One of my favorite genres (though not an “official” literary genre) is the prep school story. I loved A Separate Peace, the Harry Potter series, and the novel Prep by Curtis Sittenfeld. I’m also a fan of prep school movies and I know I’m not alone. I challenge you to find a thirty-something Jewish woman who, in the early 90s, did not see the movie School Ties starring Brenden Fraser at least ten times. And with the rest of our teen brethren we also rented Dead’s Poet Society and Toy Soldiers more than once.
There’s something mysterious and exciting about this idea of a world where the only adults around seem to be very evil teachers or extremely special and understanding ones. Perhaps what attracted me to The Year of the Gadfly from the get-go was knowing (from interviews with author Jennifer Miller in the media) that this particular spin on the prep school world was influenced by the author’s own high school school experience of feeling like an outsider and also dealing with the death of her boyfriend.
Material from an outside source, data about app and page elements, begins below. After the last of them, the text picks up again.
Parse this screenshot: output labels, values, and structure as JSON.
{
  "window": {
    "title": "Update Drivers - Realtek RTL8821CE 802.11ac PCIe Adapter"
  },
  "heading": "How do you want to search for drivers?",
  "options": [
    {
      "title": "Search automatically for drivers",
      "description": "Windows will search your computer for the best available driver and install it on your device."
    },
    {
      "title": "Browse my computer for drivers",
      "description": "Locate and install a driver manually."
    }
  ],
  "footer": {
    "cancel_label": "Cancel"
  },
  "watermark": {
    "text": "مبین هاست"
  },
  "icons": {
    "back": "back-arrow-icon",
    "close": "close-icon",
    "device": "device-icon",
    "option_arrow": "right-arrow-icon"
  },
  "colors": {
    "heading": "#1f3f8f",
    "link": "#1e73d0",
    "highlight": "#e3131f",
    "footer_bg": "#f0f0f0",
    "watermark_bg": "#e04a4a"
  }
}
Miller has also revealed in interviews that her brother’s experience of uncovering a cheating scandal during high school and the fallout he endured as a result influenced part of Gadfly as well.
Although set at the exclusive Mariana Academy, The Year of Gadfly is not considered a young adult novel. The themes and situations are perhaps too dark for that label, and several of the important characters, who also take turns telling the story, are adults. The story is set around Iris, who is new to the school and quickly becomes obsessed with uncovering Mariana Academy’s secret student society. There are numerous layers to the plot and aspects of mystery and thriller to the story, too. I can’t say more about the plot or the aforementioned “thrilling” elements would be thrilling no more.
The last and maybe more important thing I want to say about Gadfly is that I found Iris’s voice and insights both compelling and endearing. Iris thinks at one important section of the story, “What was I doing here? If being on the inside meant I was trapped, I didn’t want any part of it.” I related to Iris’s feeling immediately–that (sometimes) desire to be accepted by everyone to the detriment of my sense of individual freedom. I felt that way when I, like Iris, was fourteen. I still feel it sometimes as an adult.
Also worth noting: Jennifer Miller is determined to set the record for the most book clubs visited by an author in one month with a goal of 100 books clubs discussing Gadfly in July.
And lucky for our Great New Books readers, one of you will win a copy of The Year of Gadfly simply by leaving a comment below to say that you’re interested. We’ll choose a winner and announce it here on Sunday, June 16.